This Essay is
a Student's Work
This essay has been submitted by a student. This is not an example of the work written by our professional essay writers.Examples of our work
Until the mid-1970s chloramphenicol was the drug of choice for typhoid fever, and resulted in a marked reduction in mortality from 10% to <2% in developed countries. Unfortunately, a few sporadic isolations of chloramphenicol-resistant Salmonella enterica serotype Typhi were reported from Chile and Kuwait before 1970, and multi-drug resistant S.enterica Typhi emerged in the Indian subcontinent in 1987 (Rowe and Ward, 1997). After introduction of ciprofloxacin, it is used extensively for the treatment of typhoid both in the devel- oping and developed countries. Thus, recent emergence of S. enterica Typhi isolates with decreased susceptibility to ciprofloxacin has been gaining worldwide attention (Herikstad et al. 1997; Threlfall et al. 1999).
Enteric fever due to infection with multidrug resistant (MDR) Salmonella enterica serovar Typhi is a cause of great concern. The emergence and reemergence of MDR S. enterica serovar Typhi isolates was reported in the studies of Mandal et al. (2002). The emergence of MDR S. enterica serovar Typhi is due to indiscriminate use of antibiotics in the streatment of enteric fever.
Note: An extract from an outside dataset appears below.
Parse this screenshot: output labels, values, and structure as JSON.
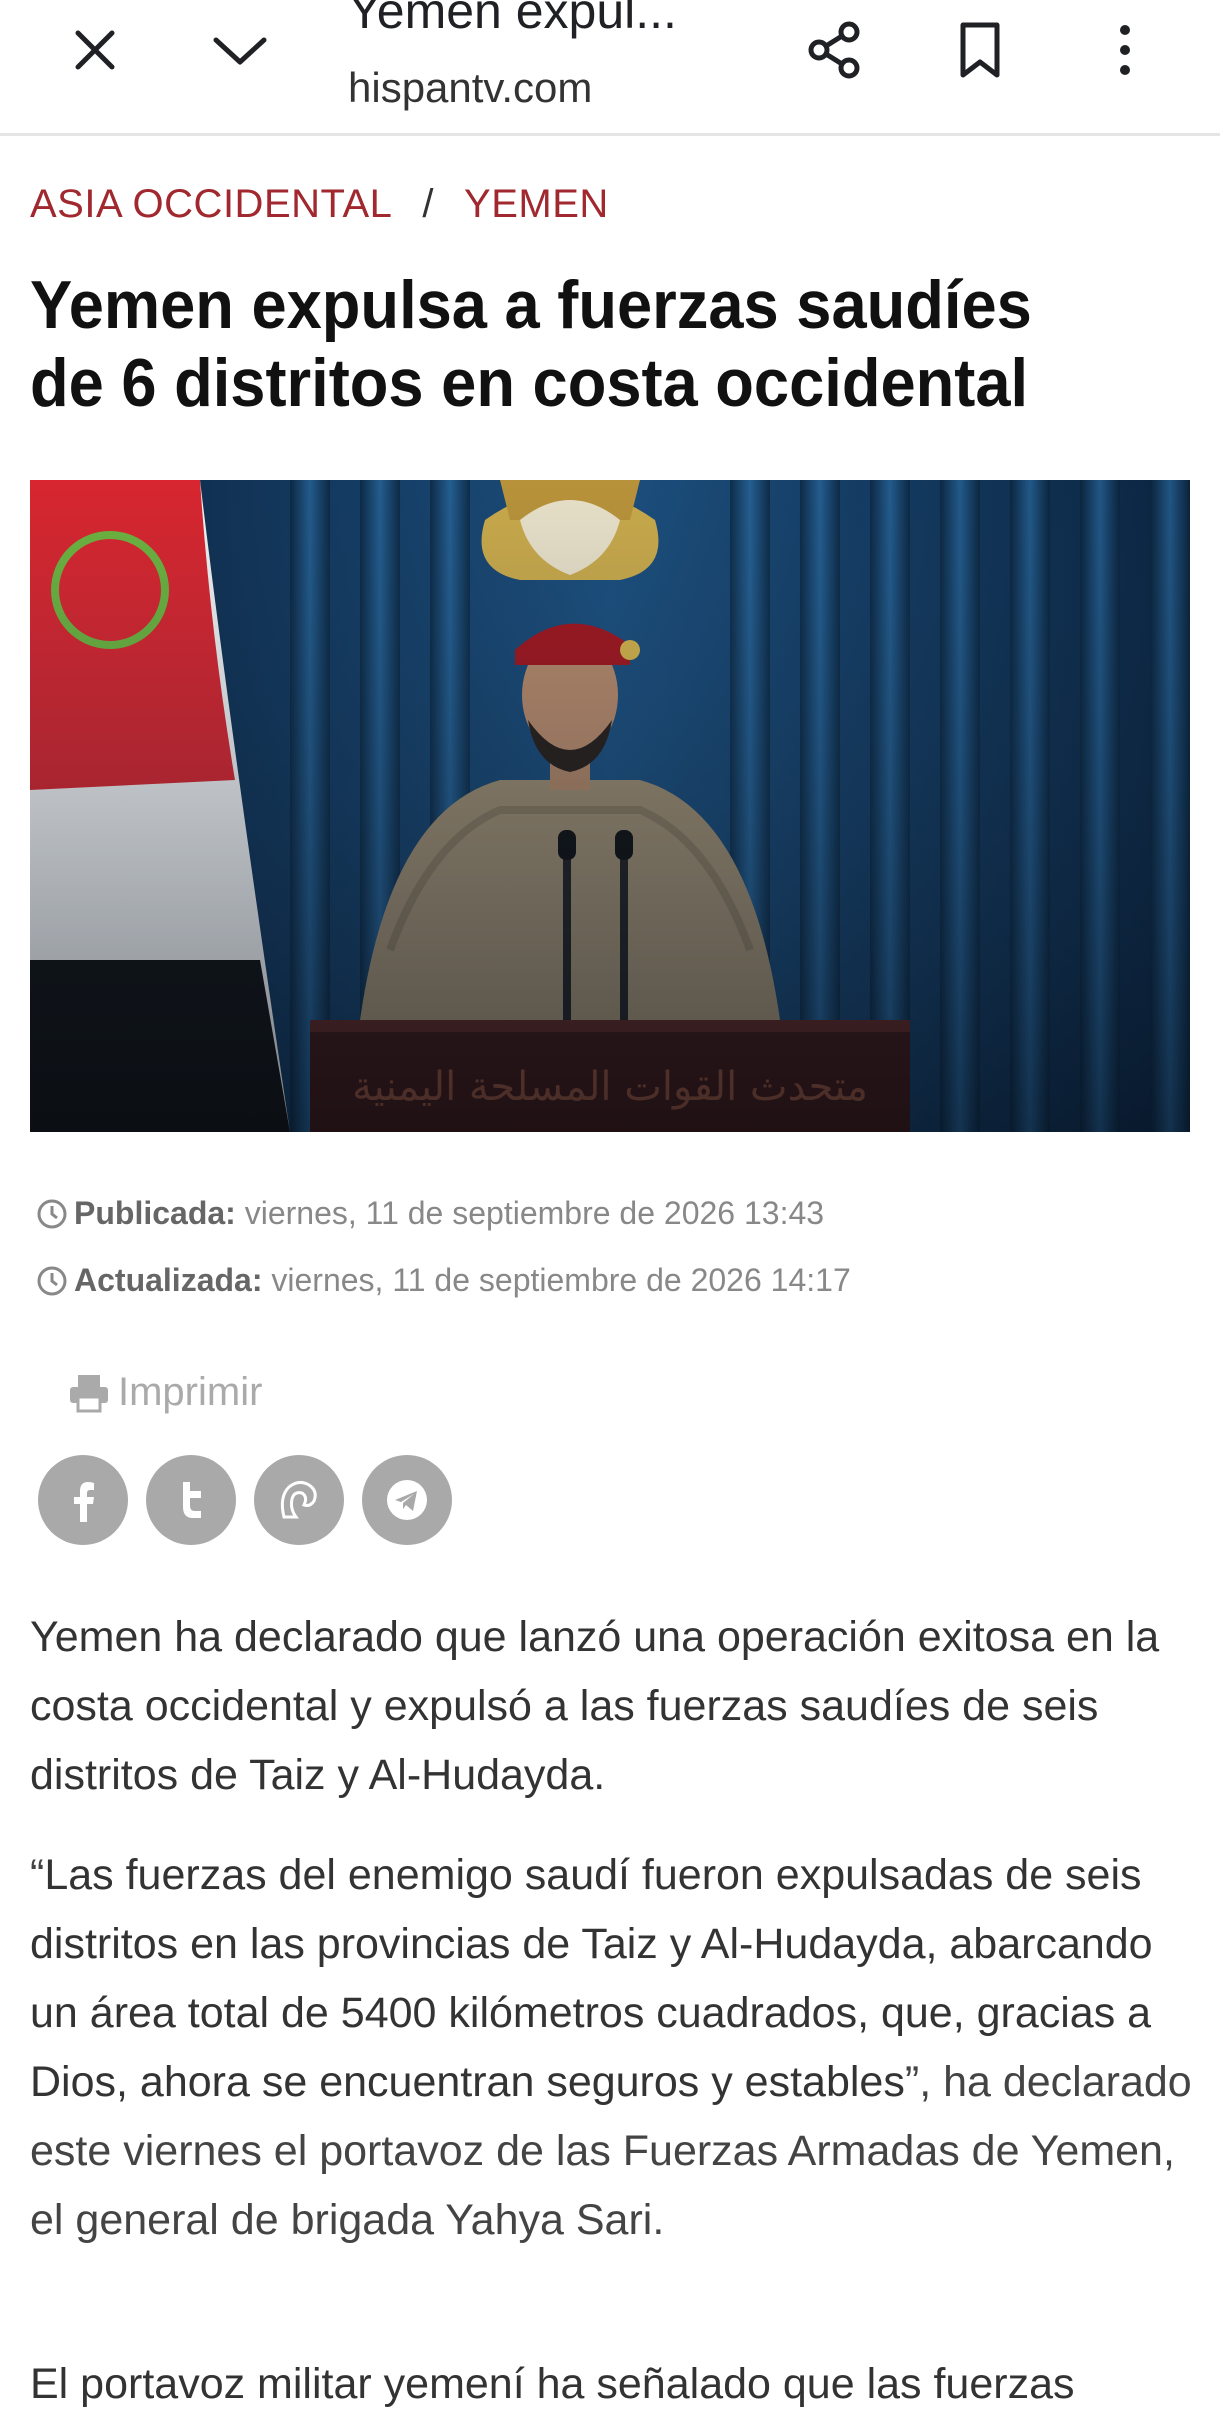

Under such selective pressure of antibiotics, the antibiotic-sensitive bacteria may acquire resistance traits from antibiotic-resistant strains belonging to the same or different genera, and thus become resistant to one or more antibiotics. The R-plasmid has clinical importance in the acquisition and spread of antibiotic resistance among bacteria. In Salmonella enterica serovar Typhi, R-plasmid-encoded resistance to ampicillin (A), chloramphenicol (C), cotrimoxazole (Co), and tetracycline (T) has been reported to be transferable (Jevanand et al. 1997). Plasmid-mediated transferable drug resistance has also been reported among E. coli isolates (Bauernfeind et al. 1987). Therefore, the surveillance of R-factor among bacterial isolates is essential to trace the source of infection. Further, identification and characterization of virulence factors will provide new insights into the evolution of bacterial pathogens which could lead to the development of novel therapeutic strategies.
Hence the present study entitled "Molecular characterization of multidrug resistant Salmonella species isolated from typhoid patients" was conducted with the following objectives:
To identify Salmonella species isolated from typhoid patients.
To access various risk factors associated with typhoid infection.
To determine the anitibiotic suceptibility pattern of the isolates.
To evaluate the multidrug resistant properties of the isoaltes at molecular level.